In the context of zoning, “standing” is a legal concept that is typically used to describe whether a person has a sufficient legal interest in the outcome of a particular zoning decision to challenge that decision by way of an appeal to a zoning board of appeals (“ZBA”), or by way of legal action in circuit court. In its recent opinion in Saugatuck Dunes Coastal Alliance v Saugatuck Twp, the Michigan Supreme Court provided clarifying guidance on how to determine whether a party has “standing” to appeal to or from a ZBA. In other words, the opinion clarifies who has a right to challenge a municipality’s administrative zoning decisions to the ZBA or to the circuit court.
The Saugatuck Dunes case arose from a situation where a non-profit corporation attempted to appeal, to a township ZBA, the decision of a township planning commission to approve a residential site condominium project that would include a marina and boat basin, located on approximately 300 acres of land with frontage on the north shore of the Kalamazoo River and on Lake Michigan. In reliance on prior published Michigan appellate decisions, which had suggested that property ownership is required in order for a person having standing to appeal a zoning decision, the township ZBA refused to hear the appeal. The ZBA decided that, because the non-profit corporation did not own property in the vicinity of the proposed condominium project, it could therefore not show a protected legal interest to establish that it had standing to appeal. The lower courts later affirmed on generally the same grounds.
The Michigan Supreme Court reversed, however, finding that property ownership is not a prerequisite to appealing to a ZBA or from a ZBA decision. In so holding, the Court took the opportunity to more comprehensively clarify all of the standards for determining whether a person has standing to appeal an administrative zoning decision to a ZBA, or to appeal a ZBA’s decision to circuit court.
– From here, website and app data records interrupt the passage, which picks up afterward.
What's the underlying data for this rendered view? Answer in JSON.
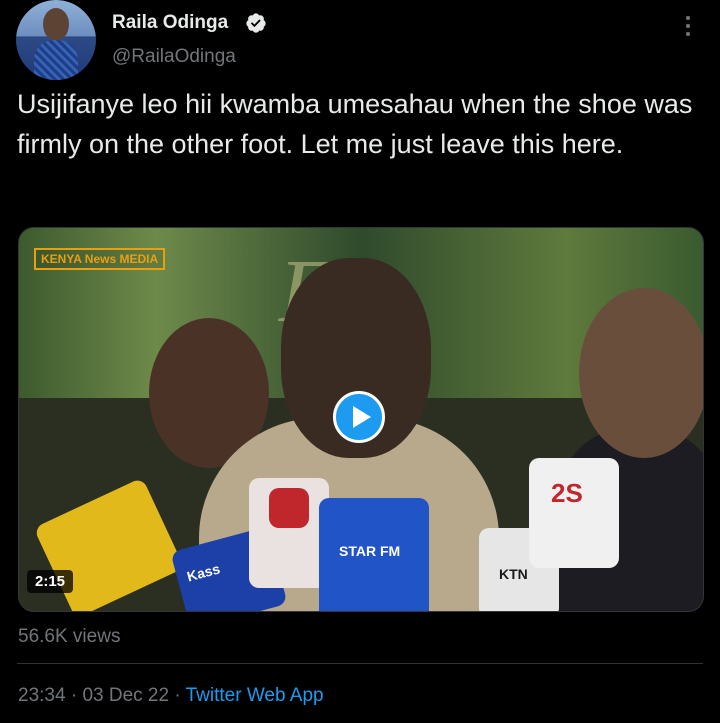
{
  "tweet": {
    "author_name": "Raila Odinga",
    "handle": "@RailaOdinga",
    "verified": true,
    "text": "Usijifanye leo hii kwamba umesahau when the shoe was firmly on the other foot. Let me just leave this here.",
    "media": {
      "watermark": "KENYA News MEDIA",
      "duration": "2:15",
      "mic_labels": [
        "STAR FM",
        "Kass",
        "KTN",
        "2S"
      ]
    },
    "views": "56.6K views",
    "time": "23:34",
    "date": "03 Dec 22",
    "separator": "·",
    "source_app": "Twitter Web App"
  },
  "colors": {
    "background": "#000000",
    "accent": "#1d9bf0",
    "muted_text": "#71767b",
    "text": "#e7e9ea"
  },
  "icons": {
    "verified": "verified-badge-icon",
    "more": "more-options-icon",
    "play": "play-icon"
  }
}
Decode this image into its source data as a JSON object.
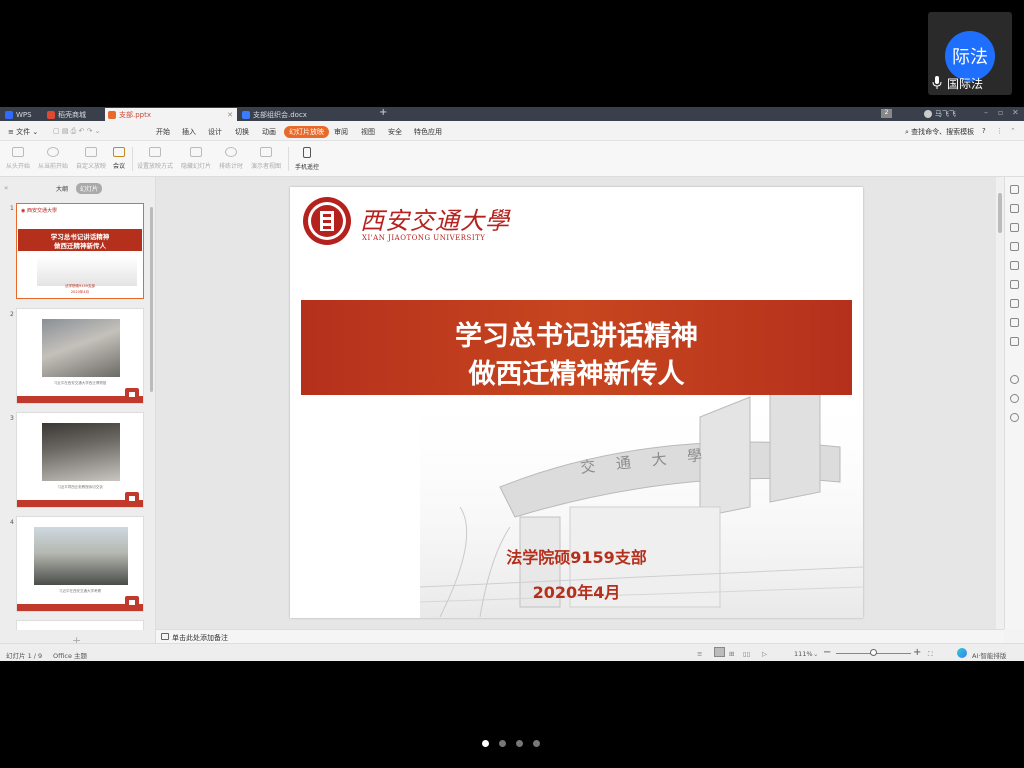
{
  "participant": {
    "avatar_text": "际法",
    "name": "国际法"
  },
  "tabs": [
    {
      "label": "WPS",
      "active": false
    },
    {
      "label": "稻壳商城",
      "active": false
    },
    {
      "label": "支部.pptx",
      "active": true
    },
    {
      "label": "支部组织会.docx",
      "active": false
    }
  ],
  "tabbar": {
    "new_tab": "+",
    "badge": "2",
    "user_name": "马飞飞"
  },
  "menubar": {
    "file": "≡ 文件 ⌄",
    "items": [
      "开始",
      "插入",
      "设计",
      "切换",
      "动画",
      "幻灯片放映",
      "审阅",
      "视图",
      "安全",
      "特色应用"
    ],
    "search": "查找命令、搜索模板",
    "help": "?"
  },
  "ribbon": {
    "buttons": [
      "从头开始",
      "从当前开始",
      "自定义放映",
      "会议",
      "设置放映方式",
      "隐藏幻灯片",
      "排练计时",
      "演示者视图",
      "手机遥控"
    ]
  },
  "panel": {
    "tab_outline": "大纲",
    "tab_slides": "幻灯片",
    "add": "+",
    "thumbnails": [
      {
        "num": "1",
        "title_1": "学习总书记讲话精神",
        "title_2": "做西迁精神新传人",
        "sub_1": "法学院硕9159支部",
        "sub_2": "2020年4月"
      },
      {
        "num": "2",
        "caption": "习近平在西安交通大学西迁博物馆"
      },
      {
        "num": "3",
        "caption": "习近平同西迁老教授亲切交谈"
      },
      {
        "num": "4",
        "caption": "习近平在西安交通大学考察"
      }
    ]
  },
  "slide": {
    "university_cn": "西安交通大學",
    "university_en": "XI'AN JIAOTONG UNIVERSITY",
    "title_line1": "学习总书记讲话精神",
    "title_line2": "做西迁精神新传人",
    "branch": "法学院硕9159支部",
    "date": "2020年4月",
    "gate_text": "交 通 大 學"
  },
  "notes": {
    "placeholder": "单击此处添加备注"
  },
  "status": {
    "slide_counter": "幻灯片 1 / 9",
    "theme": "Office 主题",
    "zoom": "111%",
    "zoom_fraction": 0.5,
    "ai": "AI·智能排版"
  },
  "pager": {
    "count": 4,
    "active": 0
  },
  "colors": {
    "accent": "#e86a2b",
    "brand_red": "#b5301c",
    "avatar_blue": "#1f6fff"
  }
}
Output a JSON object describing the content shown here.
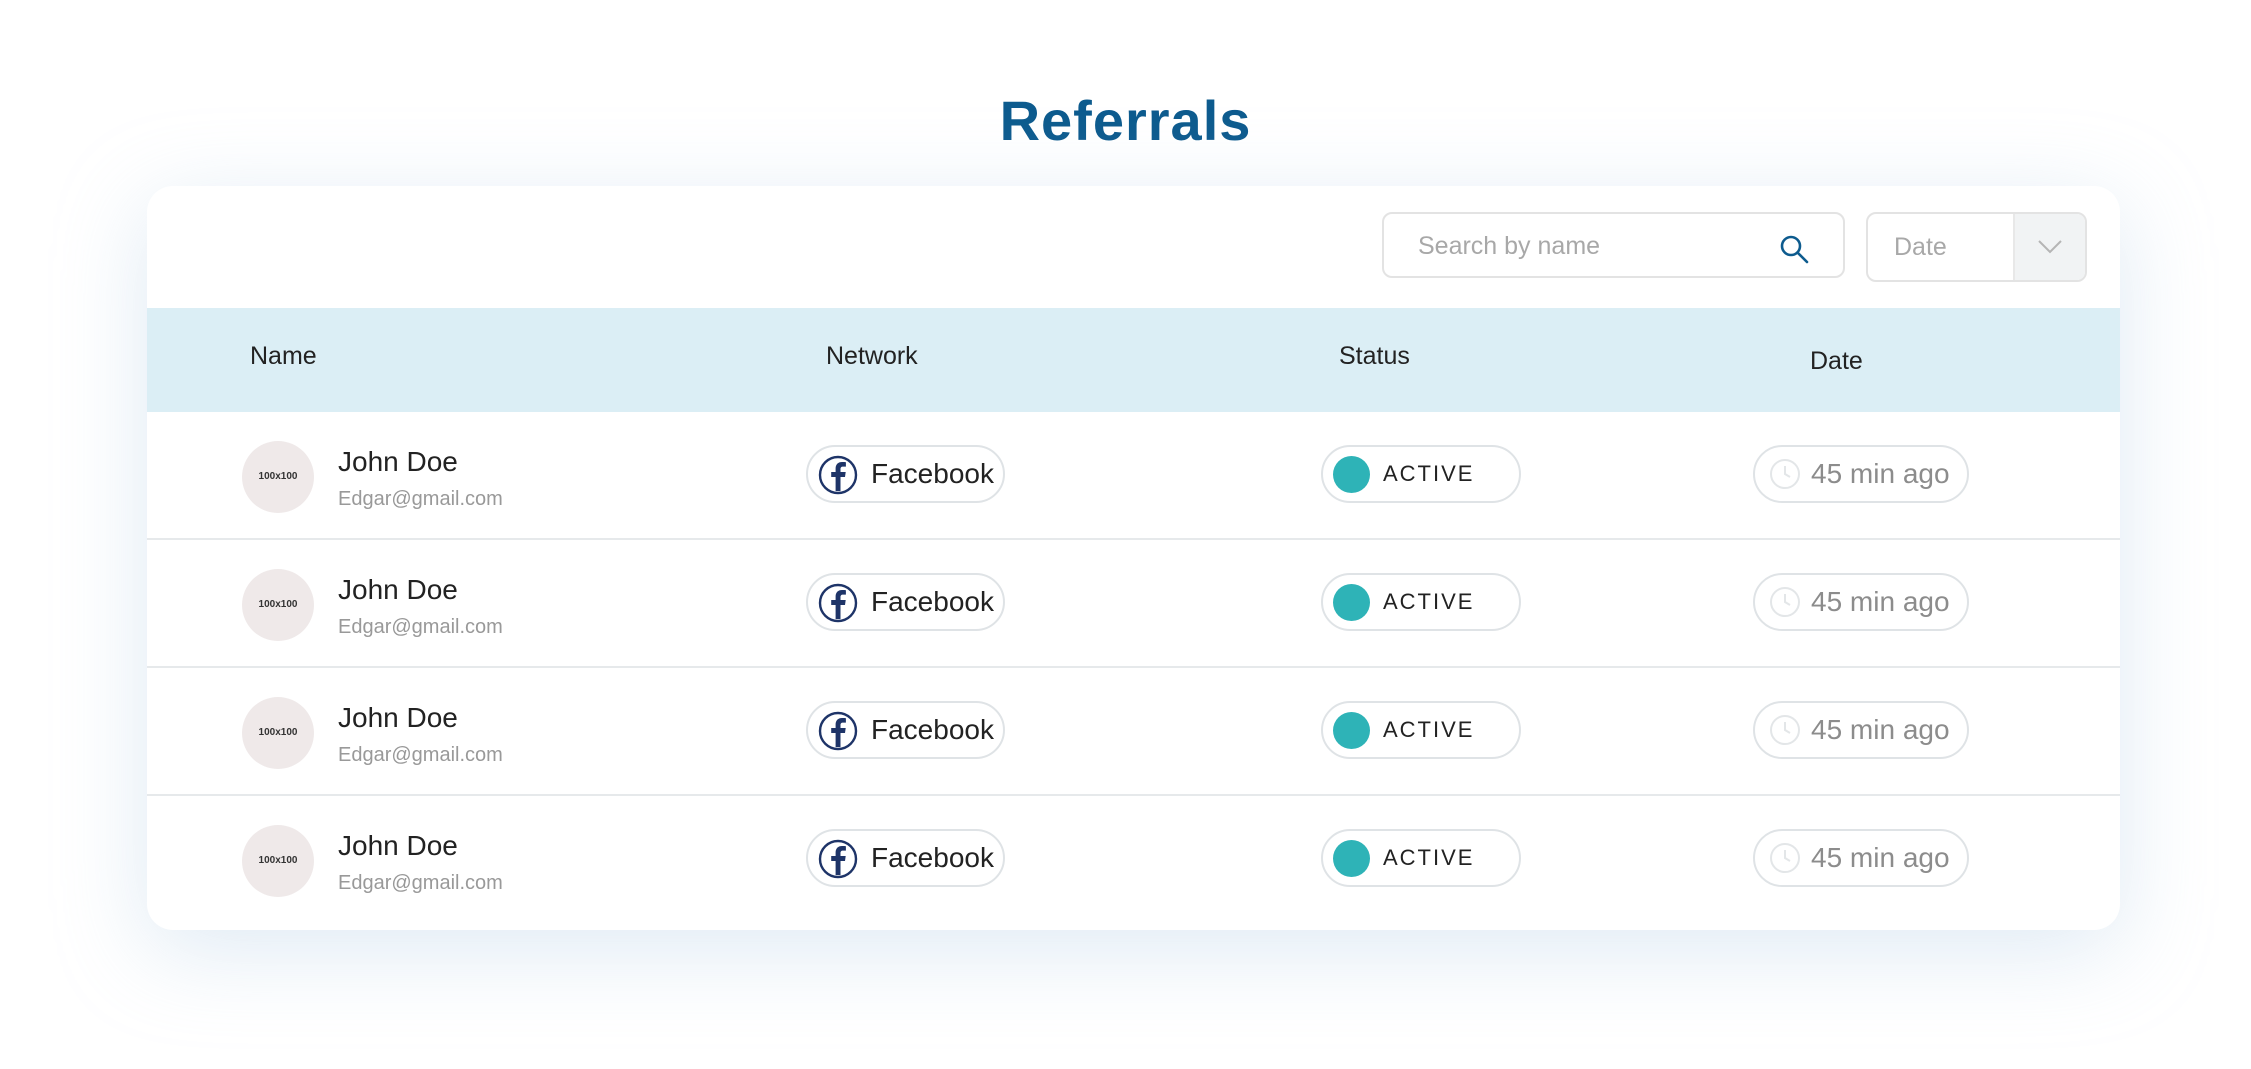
{
  "title": "Referrals",
  "colors": {
    "title": "#0d5b8e",
    "header_bg": "#dbeef5",
    "status_active": "#2eb3b7",
    "facebook": "#1e3468"
  },
  "search": {
    "placeholder": "Search by name",
    "icon": "search-icon"
  },
  "date_filter": {
    "value": "Date",
    "icon": "chevron-down-icon"
  },
  "columns": [
    "Name",
    "Network",
    "Status",
    "Date"
  ],
  "rows": [
    {
      "avatar": "100x100",
      "name": "John Doe",
      "email": "Edgar@gmail.com",
      "network": "Facebook",
      "network_icon": "facebook-icon",
      "status": "ACTIVE",
      "time": "45 min ago",
      "time_icon": "clock-icon"
    },
    {
      "avatar": "100x100",
      "name": "John Doe",
      "email": "Edgar@gmail.com",
      "network": "Facebook",
      "network_icon": "facebook-icon",
      "status": "ACTIVE",
      "time": "45 min ago",
      "time_icon": "clock-icon"
    },
    {
      "avatar": "100x100",
      "name": "John Doe",
      "email": "Edgar@gmail.com",
      "network": "Facebook",
      "network_icon": "facebook-icon",
      "status": "ACTIVE",
      "time": "45 min ago",
      "time_icon": "clock-icon"
    },
    {
      "avatar": "100x100",
      "name": "John Doe",
      "email": "Edgar@gmail.com",
      "network": "Facebook",
      "network_icon": "facebook-icon",
      "status": "ACTIVE",
      "time": "45 min ago",
      "time_icon": "clock-icon"
    }
  ]
}
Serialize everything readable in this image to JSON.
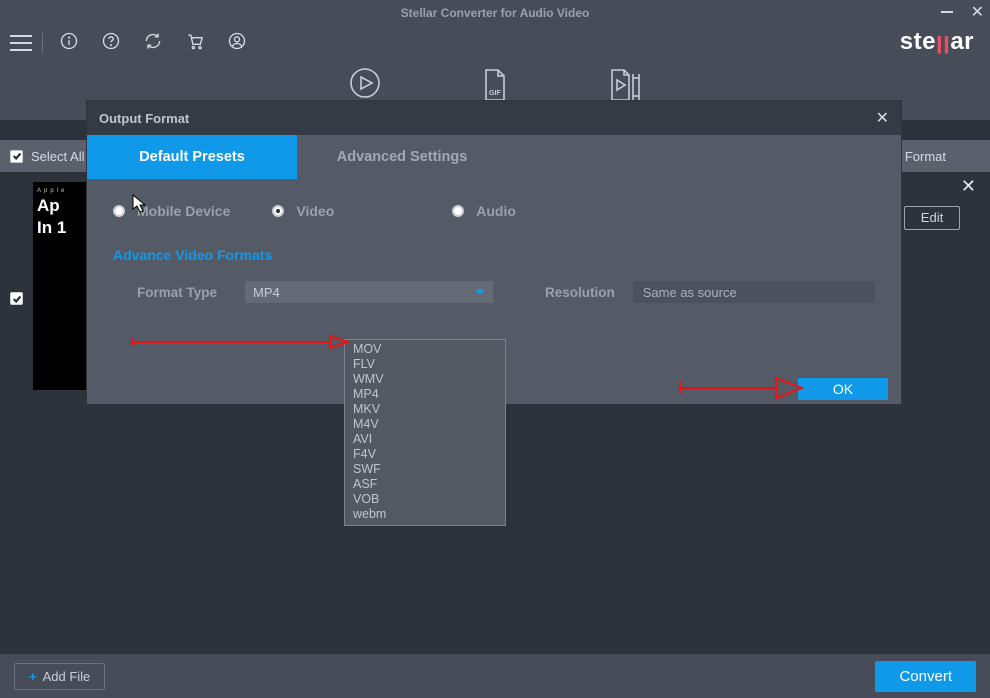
{
  "window": {
    "title": "Stellar Converter for Audio Video",
    "brand": "stellar"
  },
  "toolbar": {
    "icons": [
      "menu",
      "info",
      "help",
      "refresh",
      "cart",
      "user"
    ]
  },
  "main_tabs": [
    "play",
    "gif",
    "media-tools"
  ],
  "list": {
    "select_all_label": "Select All",
    "output_format_chip": "t Format",
    "edit_label": "Edit",
    "thumb_small": "Apple",
    "thumb_line1": "Ap",
    "thumb_line2": "In 1"
  },
  "bottom": {
    "add_file_label": "Add File",
    "convert_label": "Convert"
  },
  "modal": {
    "title": "Output Format",
    "tabs": {
      "default": "Default Presets",
      "advanced": "Advanced Settings",
      "active": "default"
    },
    "radios": {
      "mobile": "Mobile Device",
      "video": "Video",
      "audio": "Audio",
      "selected": "video"
    },
    "section_title": "Advance Video Formats",
    "format_type_label": "Format Type",
    "format_type_value": "MP4",
    "format_type_options": [
      "MOV",
      "FLV",
      "WMV",
      "MP4",
      "MKV",
      "M4V",
      "AVI",
      "F4V",
      "SWF",
      "ASF",
      "VOB",
      "webm"
    ],
    "resolution_label": "Resolution",
    "resolution_value": "Same as source",
    "ok_label": "OK"
  }
}
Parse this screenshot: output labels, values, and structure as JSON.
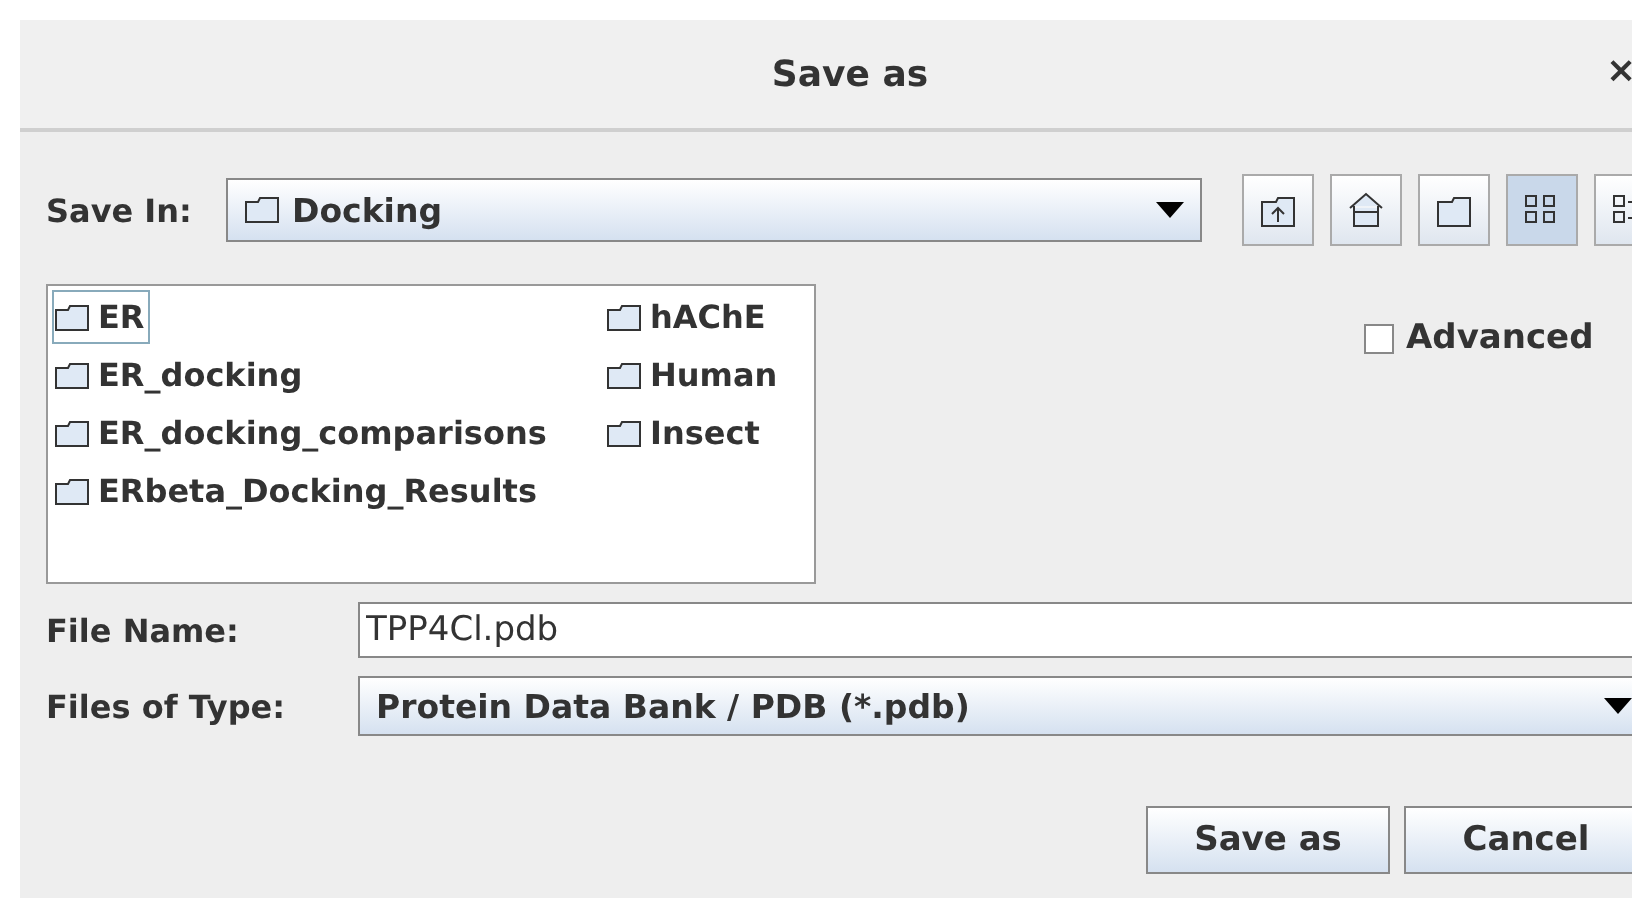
{
  "window": {
    "title": "Save as",
    "close": "×"
  },
  "save_in": {
    "label": "Save In:",
    "value": "Docking"
  },
  "toolbar": [
    {
      "kind": "up",
      "selected": false
    },
    {
      "kind": "home",
      "selected": false
    },
    {
      "kind": "new-folder",
      "selected": false
    },
    {
      "kind": "list",
      "selected": true
    },
    {
      "kind": "details",
      "selected": false
    }
  ],
  "files": [
    {
      "name": "ER",
      "selected": true
    },
    {
      "name": "ER_docking",
      "selected": false
    },
    {
      "name": "ER_docking_comparisons",
      "selected": false
    },
    {
      "name": "ERbeta_Docking_Results",
      "selected": false
    },
    {
      "name": "hAChE",
      "selected": false
    },
    {
      "name": "Human",
      "selected": false
    },
    {
      "name": "Insect",
      "selected": false
    }
  ],
  "advanced": {
    "label": "Advanced",
    "checked": false
  },
  "file_name": {
    "label": "File Name:",
    "value": "TPP4Cl.pdb"
  },
  "file_type": {
    "label": "Files of Type:",
    "value": "Protein Data Bank / PDB (*.pdb)"
  },
  "buttons": [
    "Save as",
    "Cancel"
  ]
}
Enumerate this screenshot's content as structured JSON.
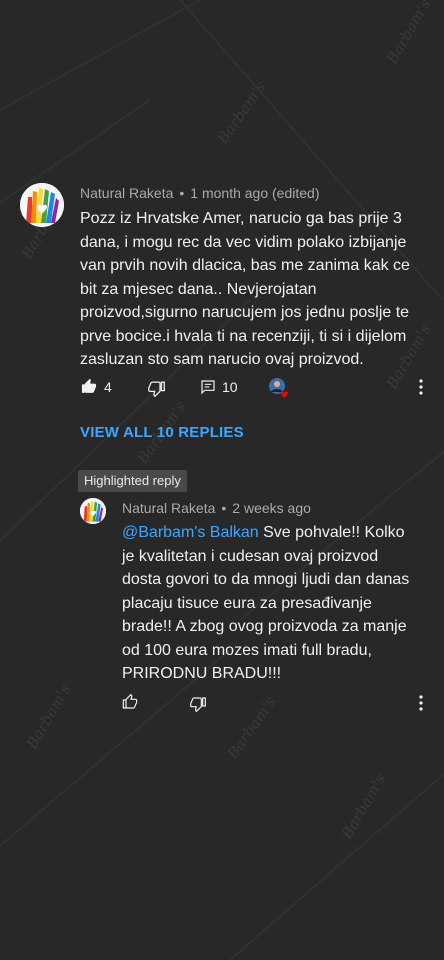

In conducting its analysis, the Court relied on the express language of the Michigan Zoning Enabling Act, which states that a “person aggrieved” by an administrative zoning decision may appeal that decision to a ZBA, and which further states that a “party aggrieved” by a ZBA decision may appeal the ZBA’s decision to circuit court. Focusing first on the meaning of the term “aggrieved,” the Court held a person must demonstrate each of the following to be considered “aggrieved:”
- The appealing person must claim some legally protected interest or protected personal, pecuniary, or property right that is likely to be affected by the challenged decision; and,
- The appealing person must provide some evidence of special damages arising from the challenged decision in the form of an actual or likely injury to or burden on their asserted interest or right that is different in kind or more significant in degree than the effects on others in the local community (i.e., not necessarily by comparison to other similarly-situated property owners, since property ownership is not required).
The Court also noted that the broader term “person” is used to describe who can appeal an administrative zoning decision to a ZBA in the first instance, whereas the narrower term “party” is used to describe who can appeal a ZBA decision to circuit court. A “person,” held the court, refers to any natural person or legal entity, whereas “party” refers to a person or legal entity who actually participated in the challenged proceedings by taking a position on the contested decision, such as through a letter or oral public comment. The important distinction is that a person or entity who did not participate in the ZBA proceedings cannot later attempt to appeal the ZBA’s decision to circuit court, no matter the degree or nature of the harm they might suffer from that decision.
The Saugatuck Dunes opinion provides a good opportunity for zoning officials to reevaluate their practices for the hearing of ZBA applications. While disappointed zoning-permit applicants will almost always have the requisite “aggrieved person” status to appeal to the ZBA, the same is not automatically true of others in the community. And so before scheduling a hearing on a ZBA appeal that is filed by a neighbor or other non-applicant person, zoning officials should consult with their municipality’s legal counsel, to determine if that person has adequately demonstrated the necessary legal interest and special damages to establish their “aggrieved” status. If not, the appeal application can potentially be rejected.
If you have questions about a particular ZBA application, please contact a lawyer in our firm’s Municipal Law Practice Group for further assistance.